Picking up the marine life theme, Linz Wilbur pointed out that blockchain can not only make dead fish ‘visible’ in supply chains, but can also help us see and value live ones. Marine ecosystems are on the verge of collapse - but the case for protection remains weak without a better understanding of the significance of different species and their stock.
What’s needed, Wilbur explained, are means to identify ecologically significant areas, beyond national jurisdiction. A variety of biodiversity indices have been proposed, assessed and criticized: one problem is bias in sampling efforts and sample sizes. A decentralised means of making records could help to overcome bias and coordinate transnational efforts.
When you can see what’s going on, you can make better choices. This is a point Scott Kessler emphasised as he shared what’s happening on President Street, near Brooklyn’s Gowanus Canal, where the first peer-to-peer energy transaction was recorded on blockchain.
Incentives for local energy generation are limited in the US, where Renewable Energy Credits have no local impact, and regional energy markets reinforce monopolies and limit choice.
Here, residents are now selling energy they are generating themselves to each other, and logging the transactions on blockchain. The log does not tell them who generated each electron, but it does show the proportion of energy generated locally, and how much this compares to the amount of energy consumed in the area.
Blockchain can be the basis for systems that assign value to quantities. This is called ‘tokenization’. Whatever is logged is given a value. This is how bitcoin and other blockchain-based currencies work.
In the Brooklyn Microgrid project, a token is assigned for each unit of energy produced, stored and consumed. This creates an incentive for local energy, Kessler explained, by improving return on investment for each unit generated.

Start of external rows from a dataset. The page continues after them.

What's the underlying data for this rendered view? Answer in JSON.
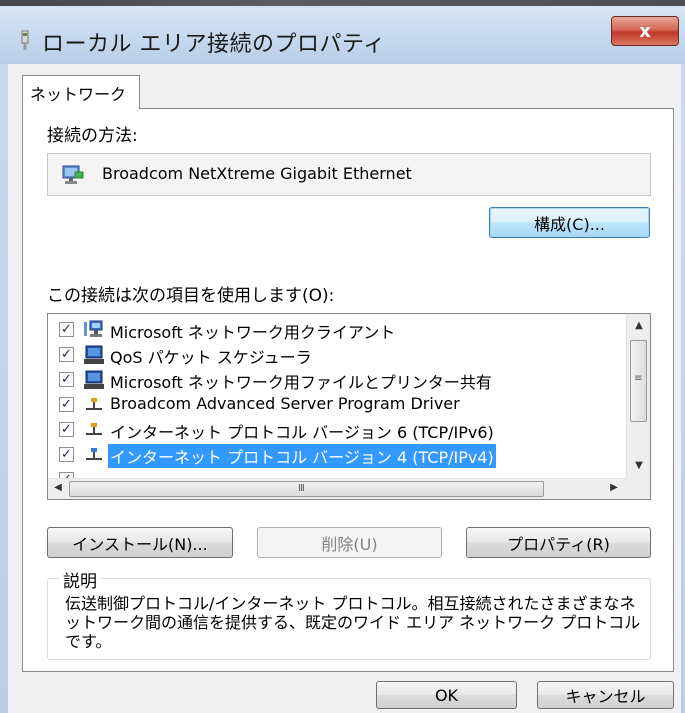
{
  "window": {
    "title": "ローカル エリア接続のプロパティ",
    "close_label": "x"
  },
  "tabs": [
    {
      "label": "ネットワーク"
    }
  ],
  "connect_using": {
    "label": "接続の方法:",
    "adapter_name": "Broadcom NetXtreme Gigabit Ethernet",
    "configure_button": "構成(C)..."
  },
  "items_section": {
    "label": "この接続は次の項目を使用します(O):",
    "items": [
      {
        "label": "Microsoft ネットワーク用クライアント",
        "checked": true,
        "icon": "network-client-icon",
        "selected": false
      },
      {
        "label": "QoS パケット スケジューラ",
        "checked": true,
        "icon": "computer-icon",
        "selected": false
      },
      {
        "label": "Microsoft ネットワーク用ファイルとプリンター共有",
        "checked": true,
        "icon": "computer-icon",
        "selected": false
      },
      {
        "label": "Broadcom Advanced Server Program Driver",
        "checked": true,
        "icon": "protocol-icon",
        "selected": false
      },
      {
        "label": "インターネット プロトコル バージョン 6 (TCP/IPv6)",
        "checked": true,
        "icon": "protocol-icon",
        "selected": false
      },
      {
        "label": "インターネット プロトコル バージョン 4 (TCP/IPv4)",
        "checked": true,
        "icon": "protocol-icon",
        "selected": true
      }
    ],
    "scroll_grip": "III"
  },
  "buttons": {
    "install": "インストール(N)...",
    "uninstall": "削除(U)",
    "properties": "プロパティ(R)",
    "ok": "OK",
    "cancel": "キャンセル"
  },
  "description": {
    "title": "説明",
    "text": "伝送制御プロトコル/インターネット プロトコル。相互接続されたさまざまなネットワーク間の通信を提供する、既定のワイド エリア ネットワーク プロトコルです。"
  },
  "colors": {
    "selection": "#3399ff",
    "dialog_bg": "#f0f0f0",
    "close_button": "#c0392b"
  }
}
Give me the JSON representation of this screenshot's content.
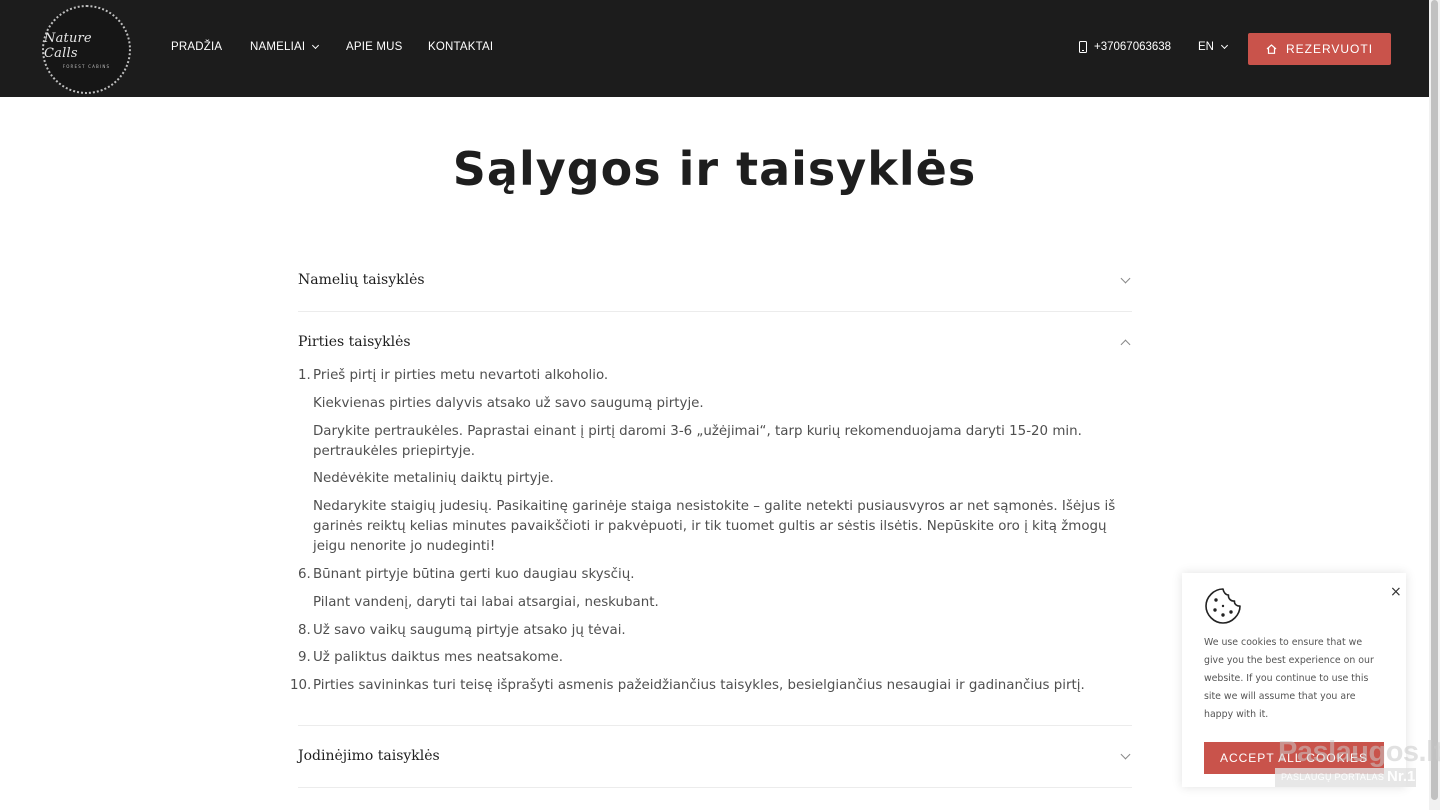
{
  "header": {
    "logo": {
      "title": "Nature Calls",
      "subtitle": "FOREST CABINS"
    },
    "nav": [
      {
        "label": "PRADŽIA"
      },
      {
        "label": "NAMELIAI"
      },
      {
        "label": "APIE MUS"
      },
      {
        "label": "KONTAKTAI"
      }
    ],
    "phone": "+37067063638",
    "language": "EN",
    "reserve_label": "REZERVUOTI"
  },
  "colors": {
    "header_bg": "#1c1c1c",
    "accent": "#c9534b"
  },
  "main": {
    "title": "Sąlygos ir taisyklės",
    "sections": [
      {
        "title": "Namelių taisyklės",
        "expanded": false
      },
      {
        "title": "Pirties taisyklės",
        "expanded": true
      },
      {
        "title": "Jodinėjimo taisyklės",
        "expanded": false
      }
    ],
    "sauna_rules": [
      {
        "num": "1.",
        "text": "Prieš pirtį ir pirties metu nevartoti alkoholio."
      },
      {
        "num": "",
        "text": "Kiekvienas pirties dalyvis atsako už savo saugumą pirtyje."
      },
      {
        "num": "",
        "text": "Darykite pertraukėles. Paprastai einant į pirtį daromi 3-6 „užėjimai“, tarp kurių rekomenduojama daryti 15-20 min. pertraukėles priepirtyje."
      },
      {
        "num": "",
        "text": "Nedėvėkite metalinių daiktų pirtyje."
      },
      {
        "num": "",
        "text": "Nedarykite staigių judesių. Pasikaitinę garinėje staiga nesistokite – galite netekti pusiausvyros ar net sąmonės. Išėjus iš garinės reiktų kelias minutes pavaikščioti ir pakvėpuoti, ir tik tuomet gultis ar sėstis ilsėtis. Nepūskite oro į kitą žmogų jeigu nenorite jo nudeginti!"
      },
      {
        "num": "6.",
        "text": "Būnant pirtyje būtina gerti kuo daugiau skysčių."
      },
      {
        "num": "",
        "text": "Pilant vandenį, daryti tai labai atsargiai, neskubant."
      },
      {
        "num": "8.",
        "text": "Už savo vaikų saugumą pirtyje atsako jų tėvai."
      },
      {
        "num": "9.",
        "text": "Už paliktus daiktus mes neatsakome."
      },
      {
        "num": "10.",
        "text": "Pirties savininkas turi teisę išprašyti asmenis pažeidžiančius taisykles, besielgiančius nesaugiai ir gadinančius pirtį."
      }
    ]
  },
  "cookie": {
    "text": "We use cookies to ensure that we give you the best experience on our website. If you continue to use this site we will assume that you are happy with it.",
    "close": "×",
    "accept_label": "ACCEPT ALL COOKIES"
  },
  "watermark": {
    "main": "Paslaugos.lt",
    "sub": "PASLAUGŲ PORTALAS",
    "badge": "Nr.1"
  }
}
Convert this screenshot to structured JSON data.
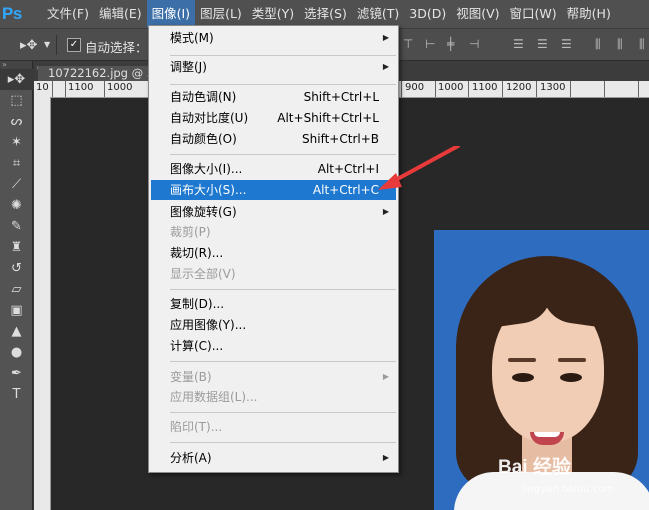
{
  "app": {
    "logo": "Ps"
  },
  "menubar": {
    "items": [
      "文件(F)",
      "编辑(E)",
      "图像(I)",
      "图层(L)",
      "类型(Y)",
      "选择(S)",
      "滤镜(T)",
      "3D(D)",
      "视图(V)",
      "窗口(W)",
      "帮助(H)"
    ],
    "active_index": 2
  },
  "options": {
    "auto_select_label": "自动选择：",
    "auto_select_checked": true
  },
  "document": {
    "tab_label": "10722162.jpg @ 3"
  },
  "ruler": {
    "labels": [
      "10",
      "1100",
      "1000",
      "900",
      "1000",
      "1100",
      "1200",
      "1300"
    ]
  },
  "menu": {
    "items": [
      {
        "label": "模式(M)",
        "shortcut": "",
        "submenu": true,
        "disabled": false
      },
      {
        "label": "调整(J)",
        "shortcut": "",
        "submenu": true,
        "disabled": false
      },
      {
        "label": "自动色调(N)",
        "shortcut": "Shift+Ctrl+L",
        "submenu": false,
        "disabled": false
      },
      {
        "label": "自动对比度(U)",
        "shortcut": "Alt+Shift+Ctrl+L",
        "submenu": false,
        "disabled": false
      },
      {
        "label": "自动颜色(O)",
        "shortcut": "Shift+Ctrl+B",
        "submenu": false,
        "disabled": false
      },
      {
        "label": "图像大小(I)...",
        "shortcut": "Alt+Ctrl+I",
        "submenu": false,
        "disabled": false
      },
      {
        "label": "画布大小(S)...",
        "shortcut": "Alt+Ctrl+C",
        "submenu": false,
        "disabled": false,
        "highlighted": true
      },
      {
        "label": "图像旋转(G)",
        "shortcut": "",
        "submenu": true,
        "disabled": false
      },
      {
        "label": "裁剪(P)",
        "shortcut": "",
        "submenu": false,
        "disabled": true
      },
      {
        "label": "裁切(R)...",
        "shortcut": "",
        "submenu": false,
        "disabled": false
      },
      {
        "label": "显示全部(V)",
        "shortcut": "",
        "submenu": false,
        "disabled": true
      },
      {
        "label": "复制(D)...",
        "shortcut": "",
        "submenu": false,
        "disabled": false
      },
      {
        "label": "应用图像(Y)...",
        "shortcut": "",
        "submenu": false,
        "disabled": false
      },
      {
        "label": "计算(C)...",
        "shortcut": "",
        "submenu": false,
        "disabled": false
      },
      {
        "label": "变量(B)",
        "shortcut": "",
        "submenu": true,
        "disabled": true
      },
      {
        "label": "应用数据组(L)...",
        "shortcut": "",
        "submenu": false,
        "disabled": true
      },
      {
        "label": "陷印(T)...",
        "shortcut": "",
        "submenu": false,
        "disabled": true
      },
      {
        "label": "分析(A)",
        "shortcut": "",
        "submenu": true,
        "disabled": false
      }
    ]
  },
  "watermark": {
    "brand": "Bai 经验",
    "url": "jingyan.baidu.com"
  },
  "colors": {
    "highlight": "#1e78cf",
    "photo_bg": "#2e6cbf",
    "arrow": "#e83a3a"
  }
}
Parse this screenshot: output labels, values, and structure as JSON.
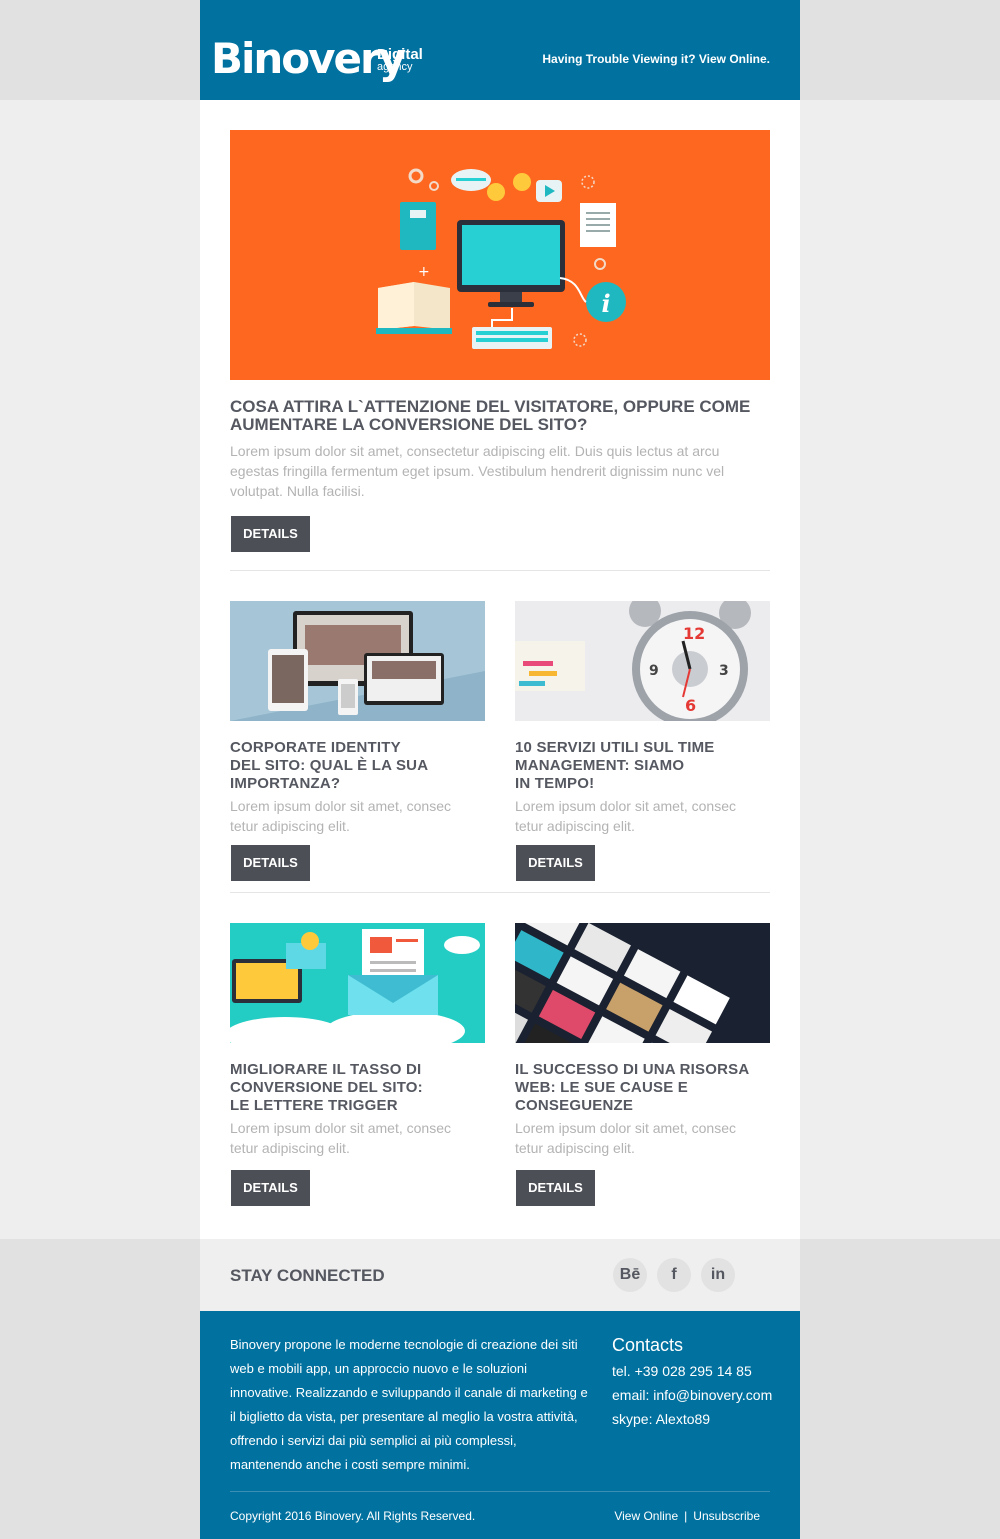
{
  "header": {
    "logo_main": "Binovery",
    "logo_sub1": "Digital",
    "logo_sub2": "agency",
    "view_online": "Having Trouble Viewing it? View Online."
  },
  "colors": {
    "brand_blue": "#01719f",
    "hero_orange": "#fe671f",
    "button_dark": "#4d4f57",
    "heading_gray": "#555860",
    "text_gray": "#b3b3b3"
  },
  "hero": {
    "title": "COSA ATTIRA L`ATTENZIONE DEL VISITATORE, OPPURE COME AUMENTARE LA CONVERSIONE DEL SITO?",
    "text": "Lorem ipsum dolor sit amet, consectetur adipiscing elit. Duis quis lectus at arcu egestas fringilla fermentum eget ipsum. Vestibulum hendrerit dignissim nunc vel volutpat. Nulla facilisi.",
    "button": "DETAILS"
  },
  "cards": [
    {
      "title": "CORPORATE IDENTITY\nDEL SITO: QUAL È LA SUA\nIMPORTANZA?",
      "text": "Lorem ipsum dolor sit amet, consec\ntetur adipiscing elit.",
      "button": "DETAILS"
    },
    {
      "title": "10 SERVIZI UTILI SUL TIME\nMANAGEMENT: SIAMO\nIN TEMPO!",
      "text": "Lorem ipsum dolor sit amet, consec\ntetur adipiscing elit.",
      "button": "DETAILS"
    },
    {
      "title": "MIGLIORARE IL TASSO DI\nCONVERSIONE DEL SITO:\nLE LETTERE TRIGGER",
      "text": "Lorem ipsum dolor sit amet, consec\ntetur adipiscing elit.",
      "button": "DETAILS"
    },
    {
      "title": "IL SUCCESSO DI UNA RISORSA\nWEB: LE SUE CAUSE E\nCONSEGUENZE",
      "text": "Lorem ipsum dolor sit amet, consec\ntetur adipiscing elit.",
      "button": "DETAILS"
    }
  ],
  "social": {
    "title": "STAY CONNECTED",
    "icons": [
      {
        "name": "behance-icon",
        "glyph": "Bē"
      },
      {
        "name": "facebook-icon",
        "glyph": "f"
      },
      {
        "name": "linkedin-icon",
        "glyph": "in"
      }
    ]
  },
  "footer": {
    "about": "Binovery propone le moderne tecnologie di creazione dei siti web e mobili app, un approccio nuovo e le soluzioni innovative. Realizzando e sviluppando il canale di marketing e il biglietto da vista, per presentare al meglio la vostra attività, offrendo i servizi dai più semplici ai più complessi, mantenendo anche i costi sempre minimi.",
    "contacts_title": "Contacts",
    "phone": "tel. +39 028 295 14 85",
    "email": "email: info@binovery.com",
    "skype": "skype: Alexto89",
    "copyright": "Copyright 2016 Binovery. All Rights Reserved.",
    "view_online": "View Online",
    "separator": "|",
    "unsubscribe": "Unsubscribe"
  }
}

That’s five good reasons to take an interest, particularly if you’re serious about sustainability. Then we asked our pioneers what might get in the way, and two points stood out.
Public or private?
The first comes down to whether the technology is deployed in public or private. As Jessi Baker explained, currently when we talk about blockchains, we mean one of two things. One is a public ledger, where the infrastructure is owned and operated by a network of independent contributors. In this case, the data itself may not be visible to the public, but it is held in the public realm. This is the condition for blockchain working as an equalizing force.
In other instances, the infrastructure is distributed among a network, but the contributors are all part of a private collaboration. As Baker put it, this could simply enable the already-empowered to collude more effectively!
For now, both the public and private applications are useful. Indeed, LO3 energy’s Brooklyn energy project is on a private ledger. But as with the internet, open access will eventually be key to maximising its social benefits.
The fear factor
The second big obstacle to maximising the benefits of blockchain for sustainability is as simple as this: not giving it a go. Because few of us really ‘get’ the technology, few of us are prepared to see what it might do for us. This is something like not using a web page because you don’t know how to code. Our pioneers were reassuring: there are lots of resources out there to help you get started, and it’s not that hard! The key is to begin exploring the opportunity for your organisation. Linz Wilbur shared this TED talk by Bettina Warburg, and Jessi Baker offered an open door to discussions.
Forum for the Future is looking to bring together partners to explore the opportunity for sustainability in greater depth, with a focus on transparency, peer-to-peer change, and decentralised collaborations. To join us in harnessing blockchain for sustainability, get in touch with Rodrigo Bautista: r.bautista@Forumforthefuture.org.